“The level of human suffering was just unbelievable,” a former nurse at the center said in a 2009 testimony before Congress. “There was inadequate food and personal items – personal hygiene was a problem – as was access to medical care.”
Subsequent reports exposed even more illegal activity at the detention center. A 2011 documentary found sexual and physical abuse had been a common occurrence at the facility, with female inmates particularly at risk.
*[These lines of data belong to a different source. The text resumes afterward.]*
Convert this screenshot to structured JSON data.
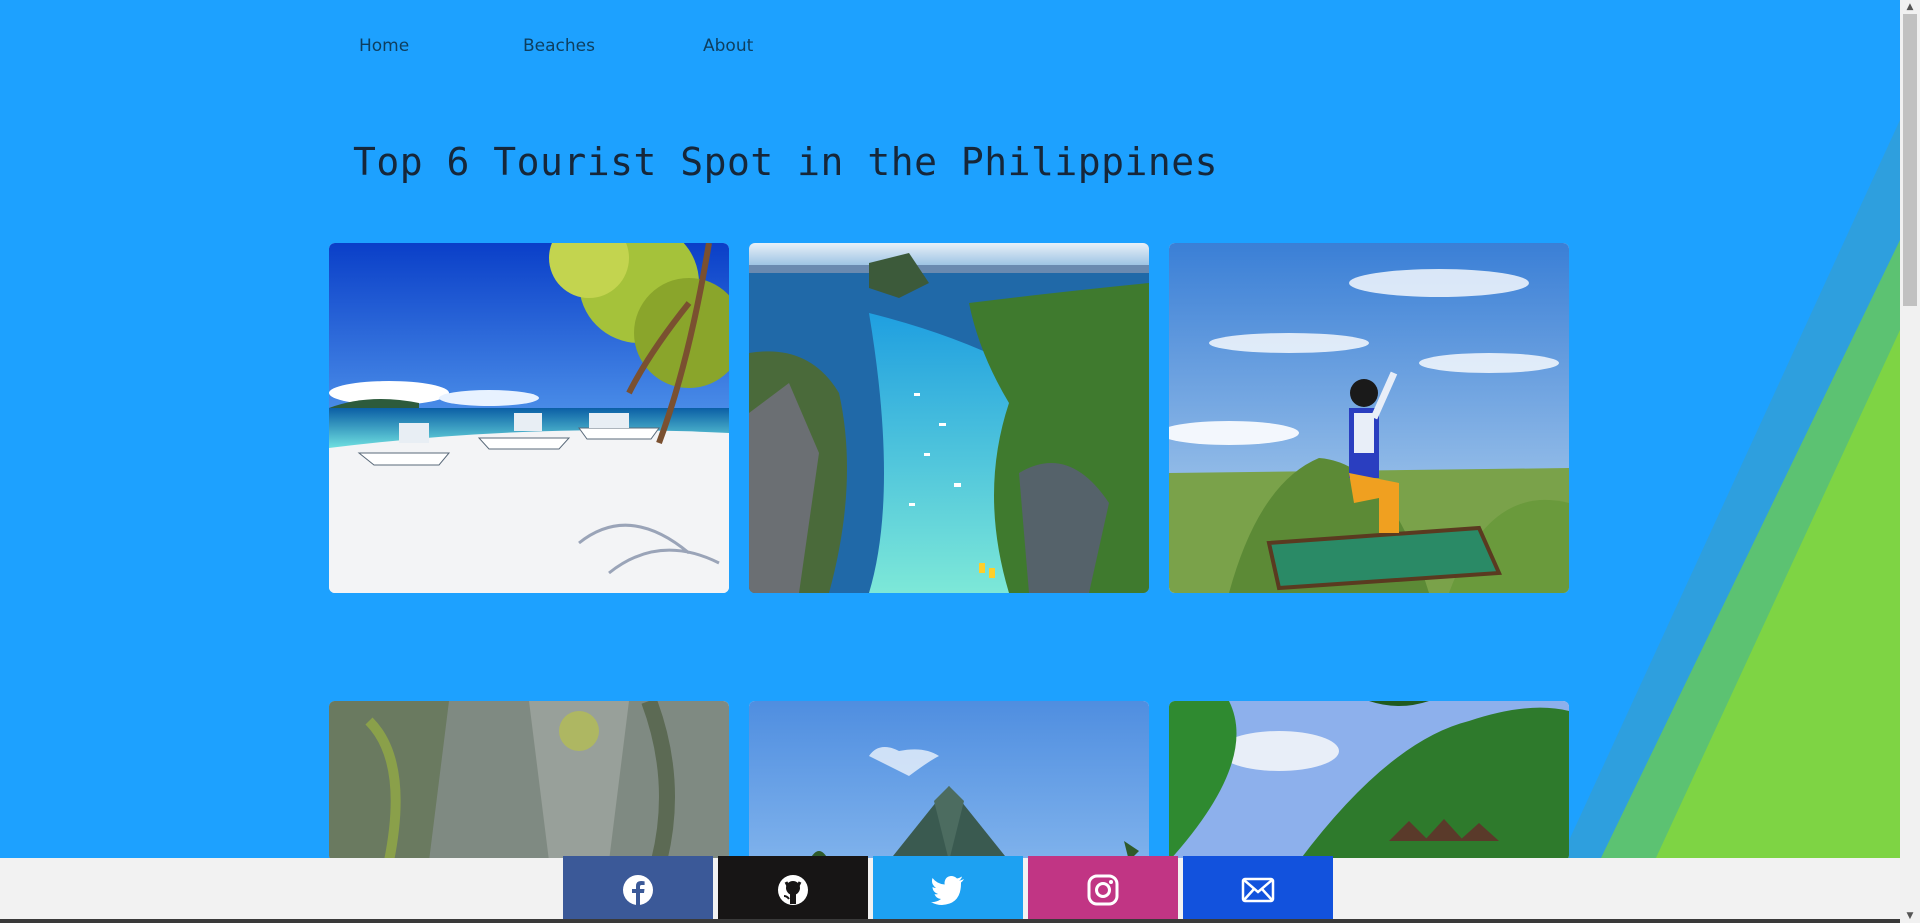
{
  "nav": {
    "items": [
      {
        "label": "Home"
      },
      {
        "label": "Beaches"
      },
      {
        "label": "About"
      }
    ]
  },
  "page": {
    "title": "Top 6 Tourist Spot in the Philippines"
  },
  "gallery": {
    "photos": [
      {
        "subject": "white sand beach with outrigger boats"
      },
      {
        "subject": "aerial view of lagoon with limestone cliffs"
      },
      {
        "subject": "man kneeling on green platform over mountains"
      },
      {
        "subject": "limestone cliff wall"
      },
      {
        "subject": "volcano under blue sky"
      },
      {
        "subject": "forested mountain with huts"
      }
    ]
  },
  "footer": {
    "social": [
      {
        "icon": "facebook-icon",
        "color": "#3b5998"
      },
      {
        "icon": "github-icon",
        "color": "#171515"
      },
      {
        "icon": "twitter-icon",
        "color": "#1da1f2"
      },
      {
        "icon": "instagram-icon",
        "color": "#c13584"
      },
      {
        "icon": "mail-icon",
        "color": "#1252dd"
      }
    ]
  },
  "colors": {
    "background": "#1da1ff",
    "stripe_1": "#2e9fde",
    "stripe_2": "#5cc272",
    "stripe_3": "#7ed444",
    "footer_bg": "#f2f2f2"
  }
}
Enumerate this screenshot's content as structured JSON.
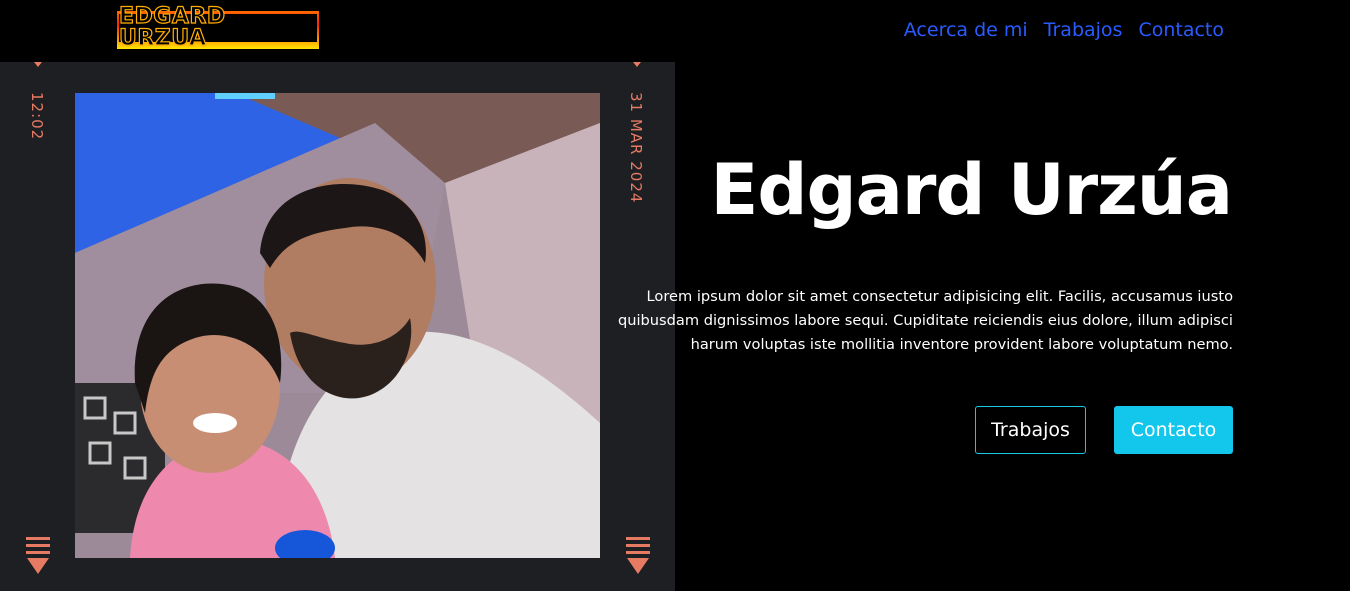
{
  "header": {
    "logo_text": "EDGARD URZUA",
    "nav": [
      {
        "label": "Acerca de mi"
      },
      {
        "label": "Trabajos"
      },
      {
        "label": "Contacto"
      }
    ]
  },
  "photo_frame": {
    "time": "12:02",
    "date": "31 MAR 2024",
    "accent_color": "#e67a63"
  },
  "hero": {
    "title": "Edgard Urzúa",
    "description": "Lorem ipsum dolor sit amet consectetur adipisicing elit. Facilis, accusamus iusto quibusdam dignissimos labore sequi. Cupiditate reiciendis eius dolore, illum adipisci harum voluptas iste mollitia inventore provident labore voluptatum nemo.",
    "buttons": {
      "primary_label": "Trabajos",
      "secondary_label": "Contacto"
    }
  },
  "colors": {
    "background": "#000000",
    "nav_link": "#2a5bff",
    "button_accent": "#12c6ec"
  }
}
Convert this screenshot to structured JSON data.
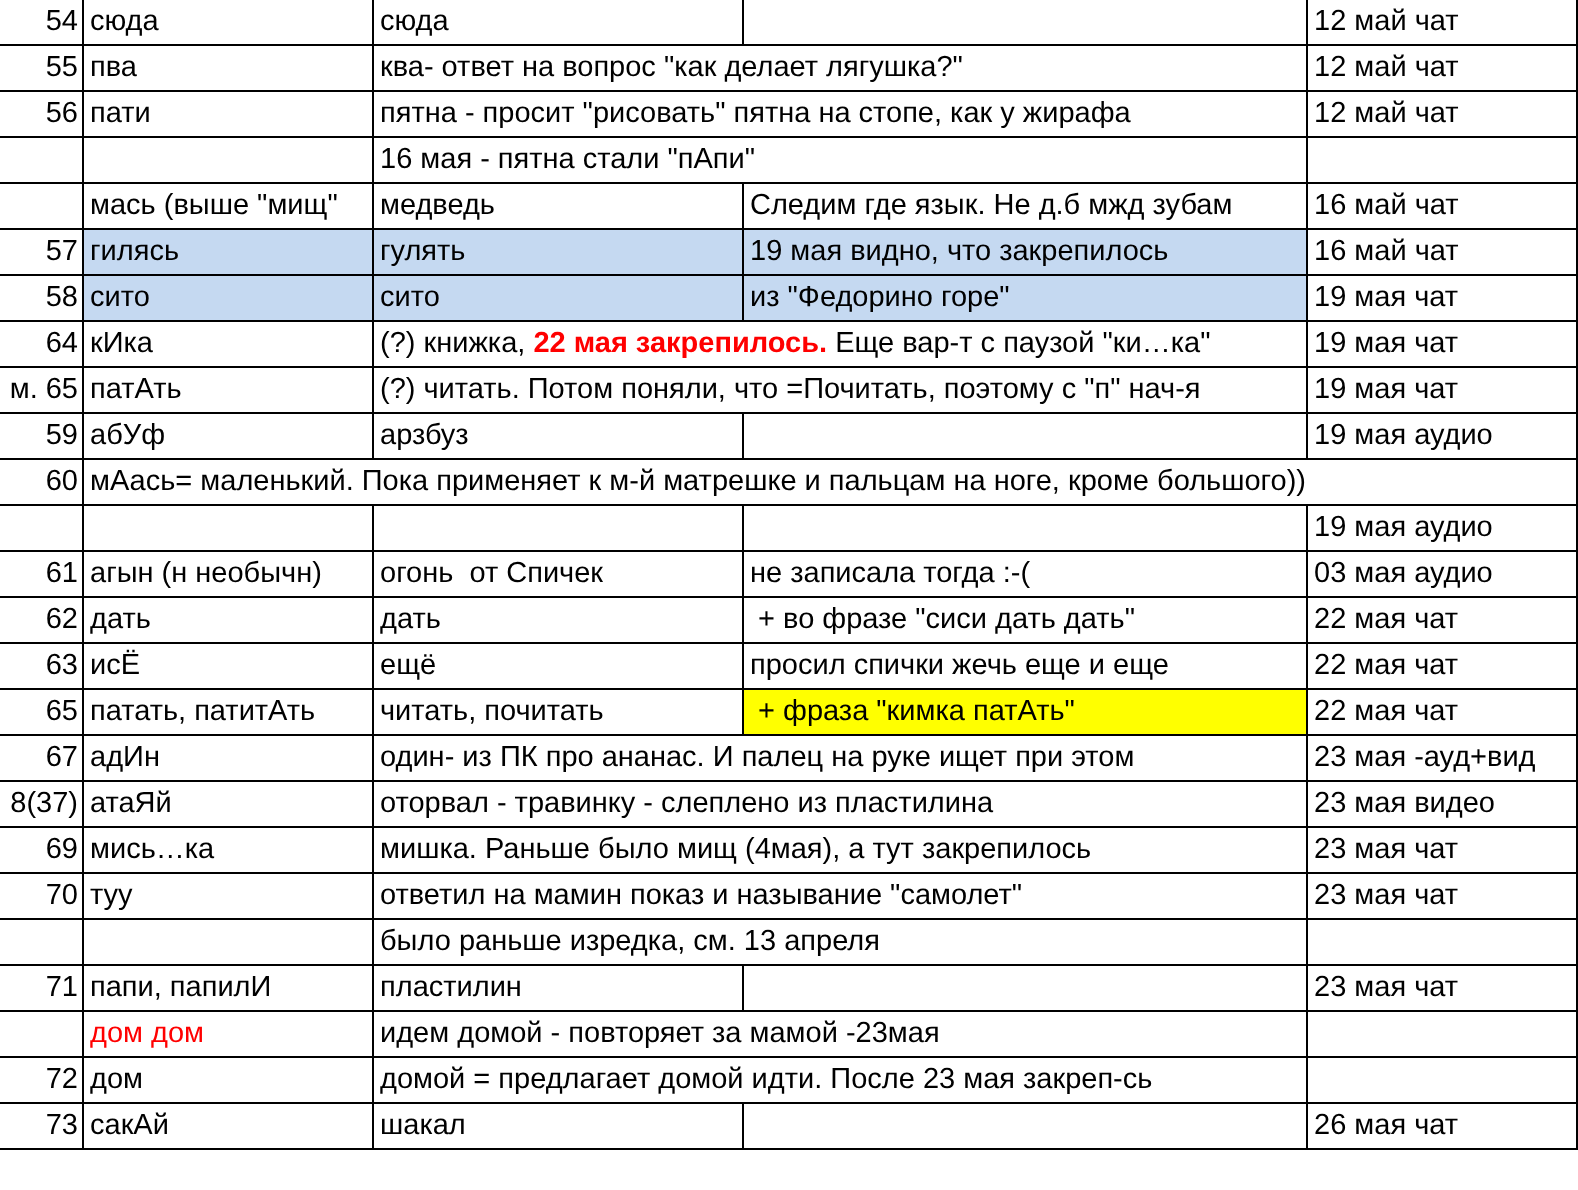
{
  "sheet": {
    "rows": [
      {
        "cells": [
          {
            "text": "54"
          },
          {
            "text": "сюда"
          },
          {
            "text": "сюда"
          },
          {},
          {
            "text": "12 май чат"
          }
        ]
      },
      {
        "cells": [
          {
            "text": "55"
          },
          {
            "text": "пва"
          },
          {
            "text": "ква- ответ на вопрос \"как делает лягушка?\"",
            "kind": "merged"
          },
          {
            "text": "12 май чат"
          }
        ]
      },
      {
        "cells": [
          {
            "text": "56"
          },
          {
            "text": "пати"
          },
          {
            "text": "пятна - просит \"рисовать\" пятна на стопе, как у жирафа",
            "kind": "merged"
          },
          {
            "text": "12 май чат"
          }
        ]
      },
      {
        "cells": [
          {},
          {},
          {
            "text": "16 мая - пятна стали \"пАпи\"",
            "kind": "merged"
          },
          {}
        ]
      },
      {
        "cells": [
          {},
          {
            "text": "мась (выше \"мищ\""
          },
          {
            "text": "медведь"
          },
          {
            "text": "Следим где язык. Не д.б мжд зубам"
          },
          {
            "text": "16 май чат"
          }
        ]
      },
      {
        "cells": [
          {
            "text": "57"
          },
          {
            "text": "гилясь",
            "color": "#c5d9f1"
          },
          {
            "text": "гулять",
            "color": "#c5d9f1"
          },
          {
            "text": "19 мая видно, что закрепилось",
            "color": "#c5d9f1"
          },
          {
            "text": "16 май чат"
          }
        ]
      },
      {
        "cells": [
          {
            "text": "58"
          },
          {
            "text": "сито",
            "color": "#c5d9f1"
          },
          {
            "text": "сито",
            "color": "#c5d9f1"
          },
          {
            "text": "из \"Федорино горе\"",
            "color": "#c5d9f1"
          },
          {
            "text": "19 мая чат"
          }
        ]
      },
      {
        "cells": [
          {
            "text": "64"
          },
          {
            "text": "кИка"
          },
          {
            "text": "(?) книжка, **22 мая закрепилось.** Еще вар-т с паузой \"ки…ка\"",
            "kind": "merged"
          },
          {
            "text": "19 мая чат"
          }
        ]
      },
      {
        "cells": [
          {
            "text": "м. 65"
          },
          {
            "text": "патАть"
          },
          {
            "text": "(?) читать. Потом поняли, что =Почитать, поэтому с \"п\" нач-я",
            "kind": "merged"
          },
          {
            "text": "19 мая чат"
          }
        ]
      },
      {
        "cells": [
          {
            "text": "59"
          },
          {
            "text": "абУф"
          },
          {
            "text": "арзбуз"
          },
          {},
          {
            "text": "19 мая аудио"
          }
        ]
      },
      {
        "cells": [
          {
            "text": "60"
          },
          {
            "text": "мАась= маленький. Пока применяет к м-й матрешке и пальцам на ноге, кроме большого))",
            "kind": "overflow"
          }
        ]
      },
      {
        "cells": [
          {},
          {},
          {},
          {},
          {
            "text": "19 мая аудио"
          }
        ]
      },
      {
        "cells": [
          {
            "text": "61"
          },
          {
            "text": "агын (н необычн)"
          },
          {
            "text": "огонь  от Спичек"
          },
          {
            "text": "не записала тогда :-("
          },
          {
            "text": "03 мая аудио"
          }
        ]
      },
      {
        "cells": [
          {
            "text": "62"
          },
          {
            "text": "дать"
          },
          {
            "text": "дать"
          },
          {
            "text": " + во фразе \"сиси дать дать\""
          },
          {
            "text": "22 мая чат"
          }
        ]
      },
      {
        "cells": [
          {
            "text": "63"
          },
          {
            "text": "исЁ"
          },
          {
            "text": "ещё"
          },
          {
            "text": "просил спички жечь еще и еще"
          },
          {
            "text": "22 мая чат"
          }
        ]
      },
      {
        "cells": [
          {
            "text": "65"
          },
          {
            "text": "патать, патитАть"
          },
          {
            "text": "читать, почитать"
          },
          {
            "text": " + фраза \"кимка патАть\"",
            "color": "#ffff00"
          },
          {
            "text": "22 мая чат"
          }
        ]
      },
      {
        "cells": [
          {
            "text": "67"
          },
          {
            "text": "адИн"
          },
          {
            "text": "один- из ПК про ананас. И палец на руке ищет при этом",
            "kind": "merged"
          },
          {
            "text": "23 мая -ауд+вид"
          }
        ]
      },
      {
        "cells": [
          {
            "text": "8(37)"
          },
          {
            "text": "атаЯй"
          },
          {
            "text": "оторвал - травинку - слеплено из пластилина",
            "kind": "merged"
          },
          {
            "text": "23 мая видео"
          }
        ]
      },
      {
        "cells": [
          {
            "text": "69"
          },
          {
            "text": "мись…ка"
          },
          {
            "text": "мишка. Раньше было мищ (4мая), а тут закрепилось",
            "kind": "merged"
          },
          {
            "text": "23 мая чат"
          }
        ]
      },
      {
        "cells": [
          {
            "text": "70"
          },
          {
            "text": "туу"
          },
          {
            "text": "ответил на мамин показ и называние \"самолет\"",
            "kind": "merged"
          },
          {
            "text": "23 мая чат"
          }
        ]
      },
      {
        "cells": [
          {},
          {},
          {
            "text": "было раньше изредка, см. 13 апреля",
            "kind": "merged"
          },
          {}
        ]
      },
      {
        "cells": [
          {
            "text": "71"
          },
          {
            "text": "папи, папилИ"
          },
          {
            "text": "пластилин"
          },
          {},
          {
            "text": "23 мая чат"
          }
        ]
      },
      {
        "cells": [
          {},
          {
            "text": "дом дом",
            "red_text": true
          },
          {
            "text": "идем домой - повторяет за мамой -23мая",
            "kind": "merged"
          },
          {}
        ]
      },
      {
        "cells": [
          {
            "text": "72"
          },
          {
            "text": "дом"
          },
          {
            "text": "домой = предлагает домой идти. После 23 мая закреп-сь",
            "kind": "merged"
          },
          {}
        ]
      },
      {
        "cells": [
          {
            "text": "73"
          },
          {
            "text": "сакАй"
          },
          {
            "text": "шакал"
          },
          {},
          {
            "text": "26 мая чат"
          }
        ]
      }
    ]
  }
}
Former employees said management encouraged its staff to cover up allegations of sexual or physical abuse.
In another stunning allegation, a former nurse said in 2009 that medical staff gave inmates antacids to fight hunger pains.
The facility was shuttered in 2015 after inmates revolted and set fire to three of its tents, leaving the center uninhabitable – a “welcome but long overdue move,” the ACLU said at the time.
However, critics are now worried about its potential re-opening.
“To reopen this troubled private prison would be a giant step backwards,” said Bob Libal, executive director of Grassroots Leadership, an Austin-based social justice group that opposes private prisons, in a statement.
An ICE spokeswoman did not confirm to Texas Monthly whether the organization was considering re-opening the facility.
“ICE remains committed to providing a safe environment for all those in its custody,” the spokeswoman said.